• For chess, we use "piece value" as a heuristic approximation. For "28", maybe number of "almost wins"?

• Heuristic should look at both sides, so subtract on-move value from opponent

• But just doing this right away might not be the best plan. Let's look ahead some fixed depth and use negamax to combine heuristic values

• 28 or fewer possible almost-wins, so we'll set the value of an actual win to 29

## Alpha-Beta Pruning

• Generalization of Win Pruning. Hard to explain:

• Imagine you find a forced score of 3 for some state s in the middle of the search

• Imagine further that in some earlier state t at the same level you had found a score of 2

• Then your opponent (parent) would never let you get to s: they would avoid it

• So there's no point in searching s any further

alpha-beta search tree

## Alpha-Beta Implementation

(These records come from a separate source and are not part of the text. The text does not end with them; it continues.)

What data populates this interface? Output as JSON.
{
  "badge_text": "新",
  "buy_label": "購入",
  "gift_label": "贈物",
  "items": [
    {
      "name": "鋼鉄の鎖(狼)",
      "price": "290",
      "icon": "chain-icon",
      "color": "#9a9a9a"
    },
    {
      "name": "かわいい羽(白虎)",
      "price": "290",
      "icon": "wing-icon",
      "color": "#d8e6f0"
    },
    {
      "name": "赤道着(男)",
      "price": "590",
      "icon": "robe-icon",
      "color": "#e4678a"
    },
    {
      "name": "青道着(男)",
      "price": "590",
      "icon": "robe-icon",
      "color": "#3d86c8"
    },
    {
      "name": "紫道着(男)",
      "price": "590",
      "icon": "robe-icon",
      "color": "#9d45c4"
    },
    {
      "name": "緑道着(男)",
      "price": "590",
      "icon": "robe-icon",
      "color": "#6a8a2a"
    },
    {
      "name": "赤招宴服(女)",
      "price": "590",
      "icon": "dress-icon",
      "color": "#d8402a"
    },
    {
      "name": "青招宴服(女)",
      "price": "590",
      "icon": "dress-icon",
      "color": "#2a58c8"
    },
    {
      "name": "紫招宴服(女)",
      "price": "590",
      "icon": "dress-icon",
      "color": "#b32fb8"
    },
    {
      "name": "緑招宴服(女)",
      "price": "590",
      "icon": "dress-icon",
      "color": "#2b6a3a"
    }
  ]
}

• "Alpha-Beta window" keeps track of best score for side not on move (alpha) and side on move (beta)

• Prune when computed score exceeds beta

• Game is zero-sum. On recursion, flip and negate the window: (alpha, beta) → (-beta, -alpha)

• Window starts with (-max, max). When searching, keep bumping alpha up as better moves are found

## Effectiveness of Alpha-Beta

• Depends on move ordering: a good move for the side on move will "close the window" a lot, so want to try good moves first

• With optimal move ordering, will effectively double the depth of the search by pruning; runtime of depth-4 without = runtime of depth-8 with

• Note that alpha-beta never changes the answer: it only prunes states that provably don't matter